Reduces Fungal Diseases

Fast drainage and aeration minimize the chances of fungal diseases, which often thrive in prolonged wet conditions.

pH Balanced

Many cactus soils are slightly alkaline, which suits the needs of many desert plants.


Cactus soil tends to be lighter than regular potting mix, making pots easier to move around.’

Promotes Strong Roots

The soil’s texture encourages roots to grow strong and deep, searching for water, which can lead to healthier and more resilient plants.

Low Nutrient Content

While this might sound like a disadvantage, many cacti and succulents thrive in conditions with lower nutrients, reducing the risk of over-fertilizing.

Versatile For Other Plants

While designed for cacti and succulents, this soil can also be beneficial for other plants that prefer well-draining conditions, such as certain herbs and ornamentals.

Overall, cactus soil provides an environment that meets the unique needs of cacti, succulents, and other plants that thrive in less nutrient-rich and well-draining conditions.

FAQs about Cactus Soil

1. Is cactus soil the same as succulent soil?

Generally, yes. Both cactus and succulent soils are formulated to provide excellent drainage. However, there might be slight variations in composition depending on the brand and intended use.

2. Can I make my own cactus soil?

Absolutely! A common DIY mix includes one part potting soil, one part coarse sand (like builder’s sand), and one part perlite or pumice.

3. Why does my cactus soil stay wet for a long time?

Several factors could cause this: the pot might lack proper drainage holes, the environment might be too humid, or the soil may have become compacted over time. Ensure your pot has sufficient drainage and consider repotting with fresh soil if necessary.

4. Can I use cactus soil for indoor plants?

It depends on the plant. While cactus soil is ideal for cacti, succulents, and some other drought-tolerant plants, many indoor plants require a more moisture-retentive potting mix.

5. Do I still need to fertilize plants in cactus soil?

While cactus soil is typically leaner in nutrients, occasional fertilization can benefit the plants. Use a diluted, balanced fertilizer or one specifically designed for cacti and succulents.

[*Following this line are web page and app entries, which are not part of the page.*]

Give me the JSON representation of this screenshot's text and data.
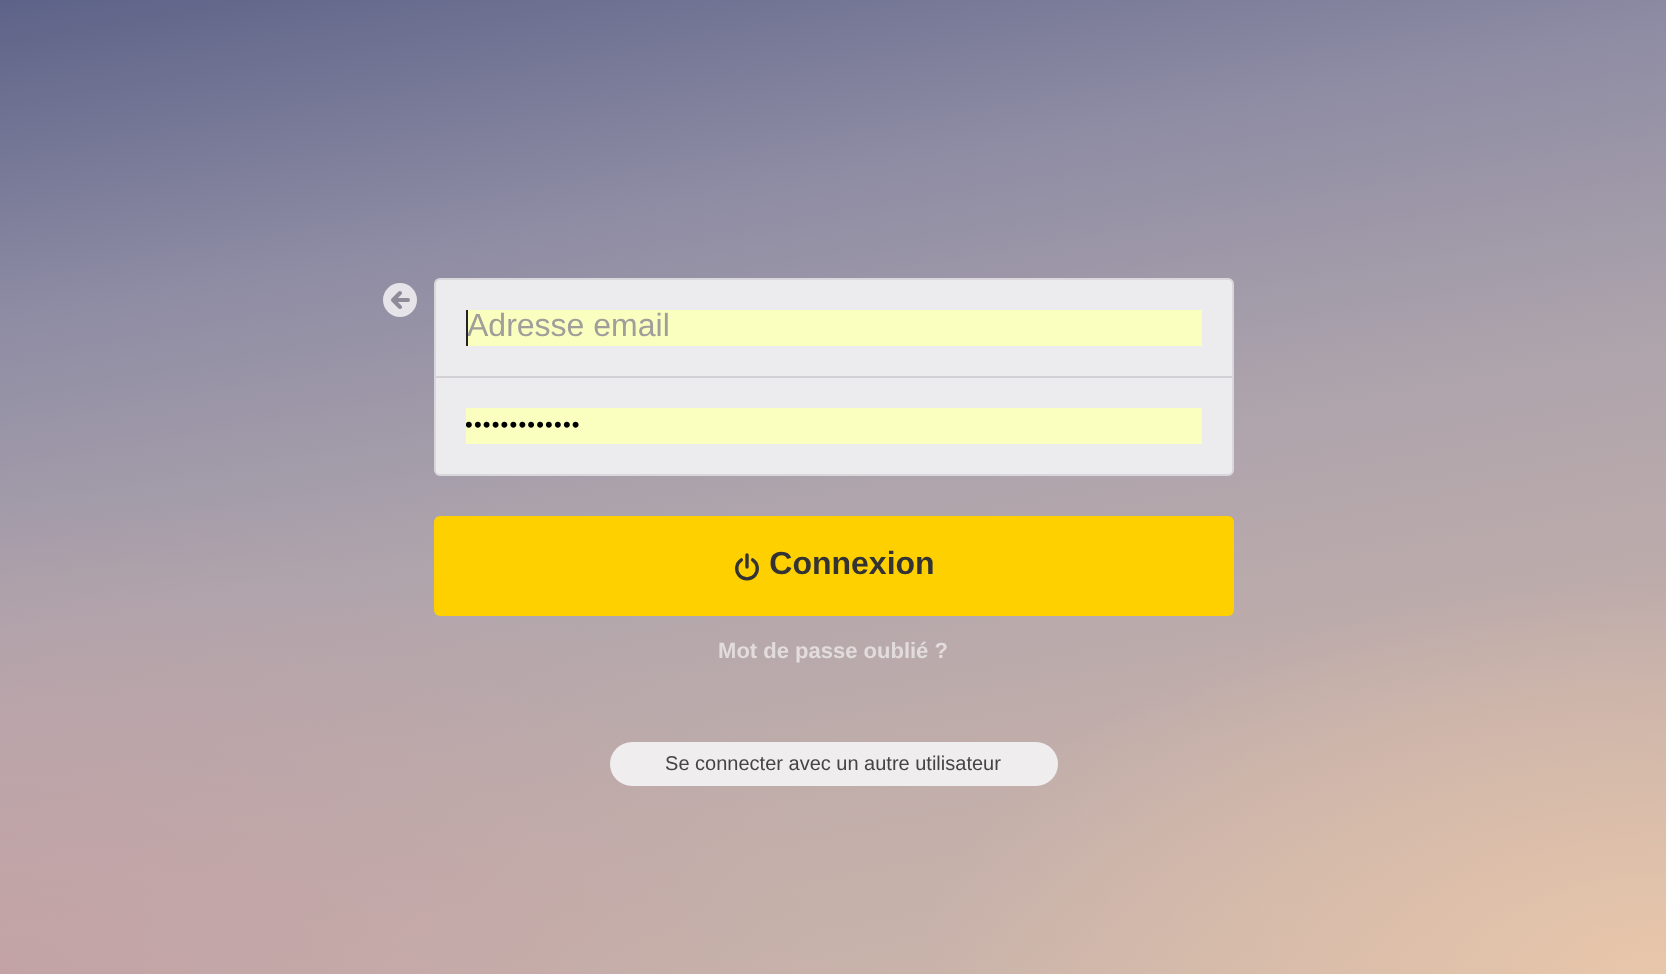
{
  "login_form": {
    "email": {
      "placeholder": "Adresse email"
    },
    "password": {
      "value": "•••••••••••••"
    }
  },
  "connect_button": {
    "label": "Connexion"
  },
  "forgot_password_link": "Mot de passe oublié ?",
  "other_user_button": "Se connecter avec un autre utilisateur"
}
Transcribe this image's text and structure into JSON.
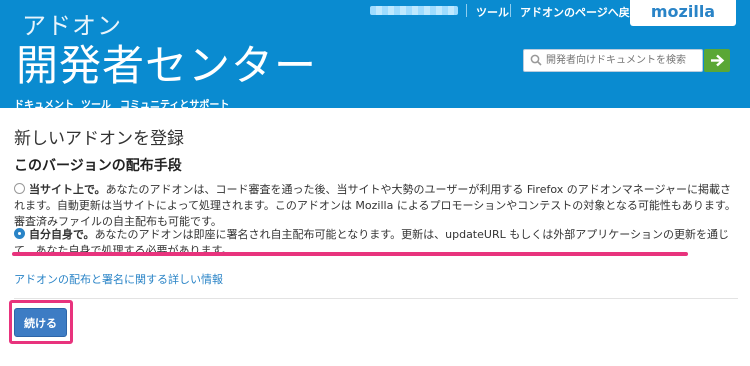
{
  "header": {
    "brand_small": "アドオン",
    "brand_big": "開発者センター",
    "top_links": {
      "tools": "ツール",
      "back_to_addons": "アドオンのページへ戻る"
    },
    "mozilla_tab": "mozilla",
    "search": {
      "placeholder": "開発者向けドキュメントを検索"
    },
    "nav": [
      "ドキュメント",
      "ツール",
      "コミュニティとサポート"
    ]
  },
  "main": {
    "page_title": "新しいアドオンを登録",
    "section_title": "このバージョンの配布手段",
    "options": [
      {
        "label": "当サイト上で。",
        "description": "あなたのアドオンは、コード審査を通った後、当サイトや大勢のユーザーが利用する Firefox のアドオンマネージャーに掲載されます。自動更新は当サイトによって処理されます。このアドオンは Mozilla によるプロモーションやコンテストの対象となる可能性もあります。審査済みファイルの自主配布も可能です。",
        "selected": false
      },
      {
        "label": "自分自身で。",
        "description": "あなたのアドオンは即座に署名され自主配布可能となります。更新は、updateURL もしくは外部アプリケーションの更新を通じて、あなた自身で処理する必要があります。",
        "selected": true
      }
    ],
    "details_link": "アドオンの配布と署名に関する詳しい情報",
    "continue_label": "続ける"
  },
  "colors": {
    "header_bg": "#0a8bd0",
    "accent": "#2a84c7",
    "button": "#3d7cc4",
    "highlight": "#e8337d",
    "search_go": "#5aa735"
  }
}
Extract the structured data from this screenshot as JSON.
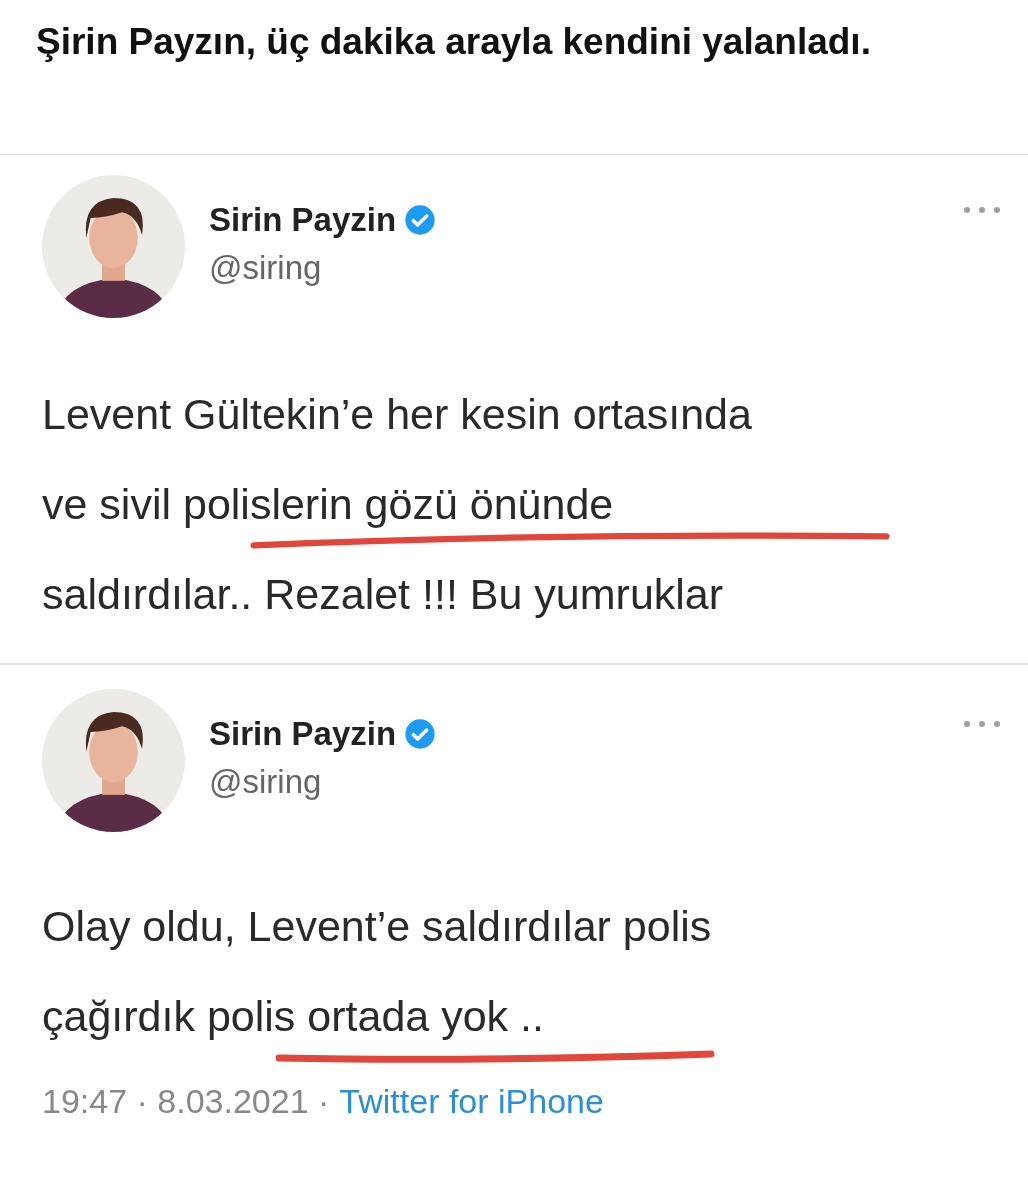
{
  "caption": "Şirin Payzın, üç dakika arayla kendini yalanladı.",
  "tweets": [
    {
      "name": "Sirin Payzin",
      "verified": true,
      "handle": "@siring",
      "lines": [
        "Levent Gültekin’e her kesin ortasında",
        "ve sivil polislerin gözü önünde",
        "saldırdılar.. Rezalet !!! Bu yumruklar"
      ]
    },
    {
      "name": "Sirin Payzin",
      "verified": true,
      "handle": "@siring",
      "lines": [
        "Olay oldu, Levent’e saldırdılar polis",
        "çağırdık polis ortada yok .."
      ],
      "time": "19:47 · 8.03.2021 ·",
      "source": "Twitter for iPhone"
    }
  ]
}
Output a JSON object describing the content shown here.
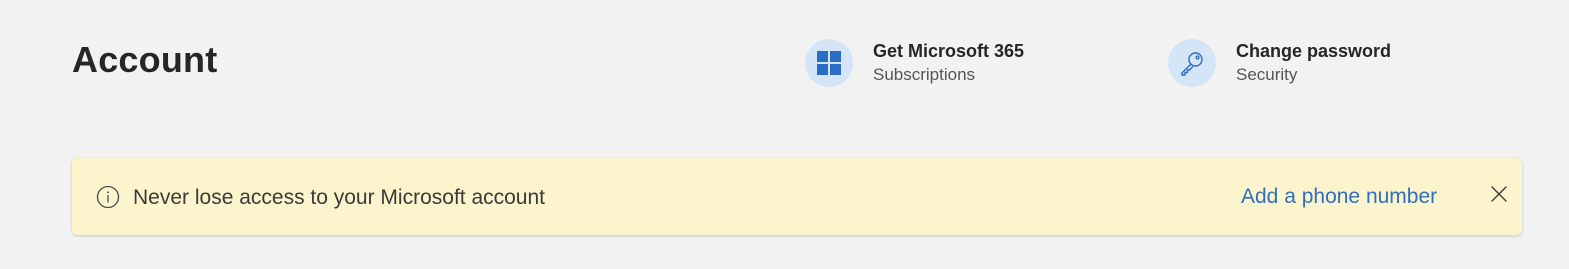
{
  "page": {
    "title": "Account"
  },
  "quick_links": [
    {
      "title": "Get Microsoft 365",
      "subtitle": "Subscriptions",
      "icon": "windows-grid-icon"
    },
    {
      "title": "Change password",
      "subtitle": "Security",
      "icon": "key-icon"
    }
  ],
  "banner": {
    "icon": "info-icon",
    "message": "Never lose access to your Microsoft account",
    "action_label": "Add a phone number",
    "close_icon": "close-icon"
  },
  "colors": {
    "background": "#f2f2f2",
    "icon_circle": "#d4e5f7",
    "icon_blue": "#2b6cc4",
    "banner_bg": "#fcf4cc",
    "link": "#2f6fbf"
  }
}
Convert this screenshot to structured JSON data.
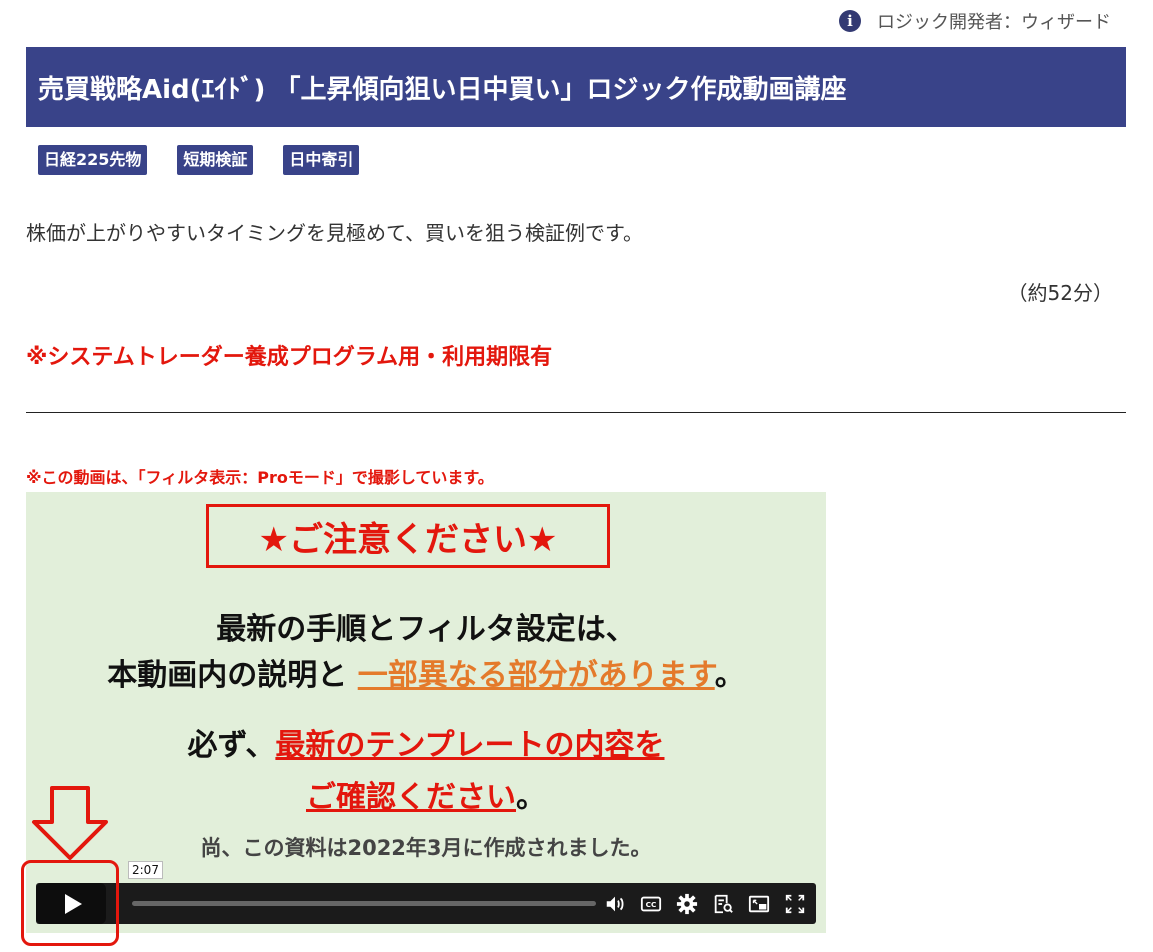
{
  "header": {
    "author_icon": "info-icon",
    "author": "ロジック開発者：ウィザード"
  },
  "title": "売買戦略Aid(ｴｲﾄﾞ) 「上昇傾向狙い日中買い」ロジック作成動画講座",
  "tags": [
    "日経225先物",
    "短期検証",
    "日中寄引"
  ],
  "description": "株価が上がりやすいタイミングを見極めて、買いを狙う検証例です。",
  "duration": "（約52分）",
  "notice": "※システムトレーダー養成プログラム用・利用期限有",
  "filter_note": "※この動画は、「フィルタ表示：Proモード」で撮影しています。",
  "video": {
    "caution": "★ご注意ください★",
    "line1": "最新の手順とフィルタ設定は、",
    "line2_prefix": "本動画内の説明と",
    "line2_highlight": "一部異なる部分があります",
    "line2_suffix": "。",
    "line3_prefix": "必ず、",
    "line3_highlight": "最新のテンプレートの内容を",
    "line4_highlight": "ご確認ください",
    "line4_suffix": "。",
    "line5": "尚、この資料は2022年3月に作成されました。",
    "timecode": "2:07",
    "progress": 0,
    "colors": {
      "background": "#e2efda",
      "red": "#e3170d",
      "orange": "#e47a2b"
    }
  },
  "colors": {
    "primary": "#394389",
    "alert": "#e3170d"
  }
}
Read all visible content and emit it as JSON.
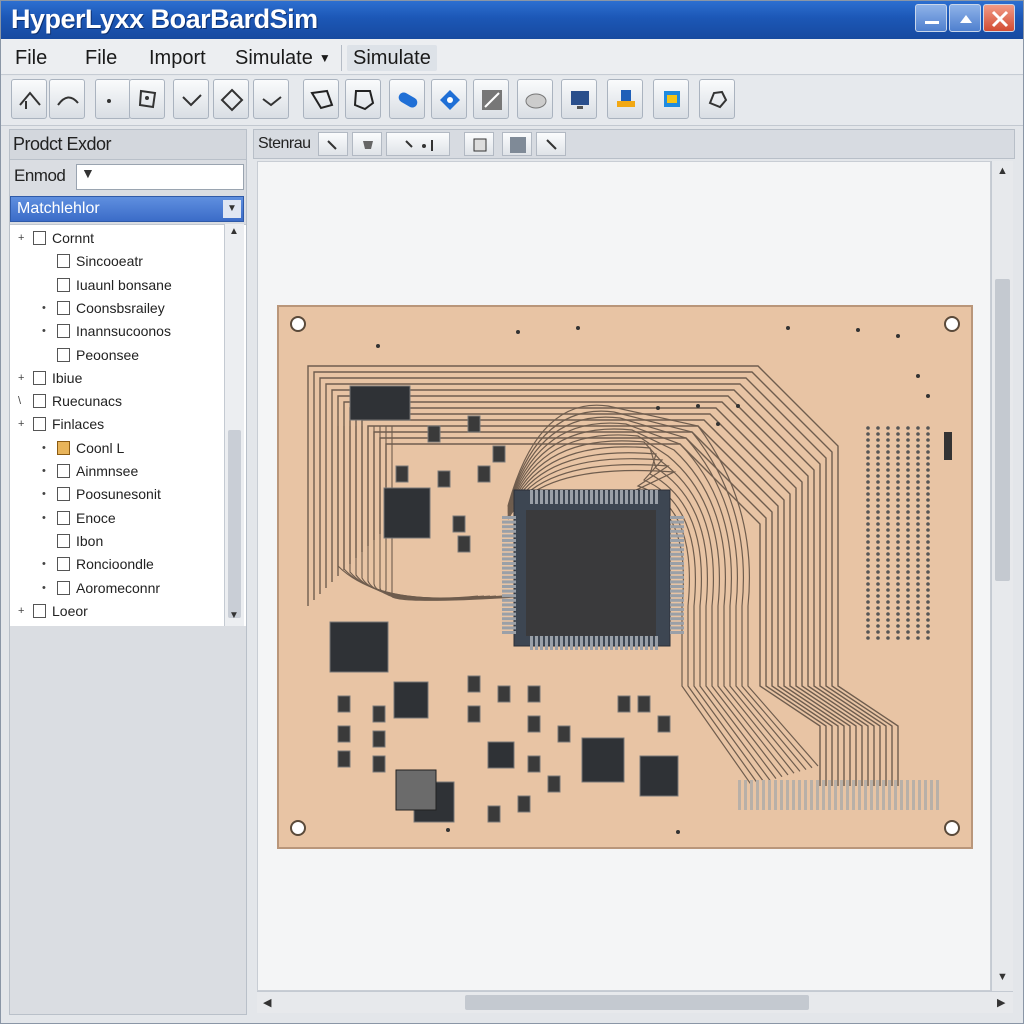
{
  "window": {
    "title": "HyperLyxx BoarBardSim",
    "controls": [
      "minimize",
      "maximize",
      "close"
    ]
  },
  "menu": {
    "items": [
      {
        "label": "File"
      },
      {
        "label": "File"
      },
      {
        "label": "Import"
      },
      {
        "label": "Simulate",
        "has_dropdown": true
      },
      {
        "label": "Simulate"
      }
    ]
  },
  "toolbar": {
    "buttons": [
      "home-icon",
      "curve-icon",
      "component-icon",
      "arrow-icon",
      "diamond-icon",
      "check-icon",
      "polygon-icon",
      "shape-icon",
      "route-icon",
      "blue-diamond-icon",
      "measure-icon",
      "cloud-icon",
      "monitor-icon",
      "board-icon",
      "layers-icon",
      "settings-icon"
    ]
  },
  "left_panel": {
    "title": "Prodct Exdor",
    "filter_label": "Enmod",
    "filter_value": "",
    "selected_item": "Matchlehlor",
    "tree": [
      {
        "label": "Cornnt",
        "level": 0,
        "expander": "+"
      },
      {
        "label": "Sincooeatr",
        "level": 1,
        "expander": ""
      },
      {
        "label": "Iuaunl bonsane",
        "level": 1,
        "expander": ""
      },
      {
        "label": "Coonsbsrailey",
        "level": 1,
        "expander": "•"
      },
      {
        "label": "Inannsucoonos",
        "level": 1,
        "expander": "•"
      },
      {
        "label": "Peoonsee",
        "level": 1,
        "expander": ""
      },
      {
        "label": "Ibiue",
        "level": 0,
        "expander": "+"
      },
      {
        "label": "Ruecunacs",
        "level": 0,
        "expander": "\\"
      },
      {
        "label": "Finlaces",
        "level": 0,
        "expander": "+"
      },
      {
        "label": "Coonl L",
        "level": 1,
        "expander": "•",
        "folder": true
      },
      {
        "label": "Ainmnsee",
        "level": 1,
        "expander": "•"
      },
      {
        "label": "Poosunesonit",
        "level": 1,
        "expander": "•"
      },
      {
        "label": "Enoce",
        "level": 1,
        "expander": "•"
      },
      {
        "label": "Ibon",
        "level": 1,
        "expander": ""
      },
      {
        "label": "Roncioondle",
        "level": 1,
        "expander": "•"
      },
      {
        "label": "Aoromeconnr",
        "level": 1,
        "expander": "•"
      },
      {
        "label": "Loeor",
        "level": 0,
        "expander": "+"
      }
    ]
  },
  "canvas": {
    "title": "Stenrau",
    "tools": [
      "pointer-icon",
      "pan-icon",
      "probe-icon",
      "grid-icon",
      "fill-icon",
      "pen-icon"
    ]
  },
  "colors": {
    "title_bar": "#1c57b6",
    "board": "#e8c4a4",
    "selection": "#3b6cc8"
  }
}
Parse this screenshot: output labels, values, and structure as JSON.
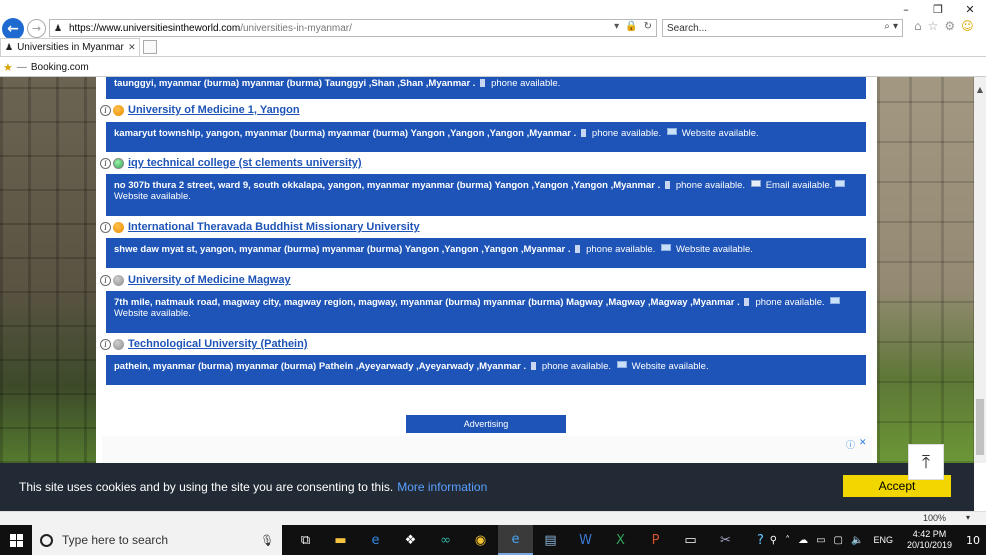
{
  "browser": {
    "url_host": "https://www.universitiesintheworld.com",
    "url_path": "/universities-in-myanmar/",
    "search_placeholder": "Search...",
    "tab_title": "Universities in Myanmar - D...",
    "favorites": [
      {
        "label": "Booking.com"
      }
    ]
  },
  "top_entry": {
    "address": "taunggyi, myanmar (burma) myanmar (burma) Taunggyi ,Shan ,Shan ,Myanmar .",
    "phone": "phone available."
  },
  "universities": [
    {
      "name": "University of Medicine 1, Yangon",
      "status": "orange",
      "address": "kamaryut township, yangon, myanmar (burma) myanmar (burma) Yangon ,Yangon ,Yangon ,Myanmar .",
      "phone": "phone available.",
      "website": "Website available."
    },
    {
      "name": "iqy technical college (st clements university)",
      "status": "green",
      "address": "no 307b thura 2 street, ward 9, south okkalapa, yangon, myanmar myanmar (burma) Yangon ,Yangon ,Yangon ,Myanmar .",
      "phone": "phone available.",
      "email": "Email available.",
      "website": "Website available."
    },
    {
      "name": "International Theravada Buddhist Missionary University",
      "status": "orange",
      "address": "shwe daw myat st, yangon, myanmar (burma) myanmar (burma) Yangon ,Yangon ,Yangon ,Myanmar .",
      "phone": "phone available.",
      "website": "Website available."
    },
    {
      "name": "University of Medicine Magway",
      "status": "gray",
      "address": "7th mile, natmauk road, magway city, magway region, magway, myanmar (burma) myanmar (burma) Magway ,Magway ,Magway ,Myanmar .",
      "phone": "phone available.",
      "website": "Website available."
    },
    {
      "name": "Technological University (Pathein)",
      "status": "gray",
      "address": "pathein, myanmar (burma) myanmar (burma) Pathein ,Ayeyarwady ,Ayeyarwady ,Myanmar .",
      "phone": "phone available.",
      "website": "Website available."
    }
  ],
  "advertising_label": "Advertising",
  "cookie": {
    "message": "This site uses cookies and by using the site you are consenting to this.",
    "link": "More information",
    "accept": "Accept"
  },
  "status_bar": {
    "zoom": "100%"
  },
  "taskbar": {
    "search_placeholder": "Type here to search",
    "language": "ENG",
    "time": "4:42 PM",
    "date": "20/10/2019",
    "notification_count": "10"
  },
  "colors": {
    "accent": "#1e54b7",
    "cookie_bg": "#222a36",
    "accept_btn": "#f1d600",
    "link": "#5aa0ff"
  }
}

6. Can I mix cactus soil with regular potting soil?

Yes, mixing the two can create a medium with balanced drainage and moisture retention, suitable for a wider variety of plants.

7. How often should I repot plants in cactus soil?

Generally, repotting every 2-3 years is good practice. However, it depends on the growth rate of the plant and whether the soil has become compacted.

8. Why is my plant wilting in cactus soil?

Wilting can be due to underwatering, overwatering, or root rot. Ensure you’re watering appropriately and check the roots for signs of rot.

9. Is cactus soil pH balanced?

Most commercial cactus soils are slightly alkaline to neutral, suiting the preferences of many cacti and succulents.

10. Can I use cactus soil for seed starting?

While it’s possible, cactus soil may not be the best choice for most seeds due to its coarse texture and rapid drainage. A seed-starting mix or finer potting soil might be more appropriate.


Cactus soil is a specialized medium designed to cater to the unique needs of cacti, succulents, and other drought-tolerant plants.

Its well-draining properties, coarse texture, and specific pH make it an ideal choice for plants that thrive in desert-like conditions.

While it can be used for other plants, particularly those that prefer similar soil characteristics, it’s essential to match the soil type with the plant’s specific requirements.

Whether you’re growing cacti, herbs, or other plants, understanding the nuances of the soil you’re using can significantly impact the health and success of your plants.

Leave a Comment

Your email address will not be published. Required fields are marked *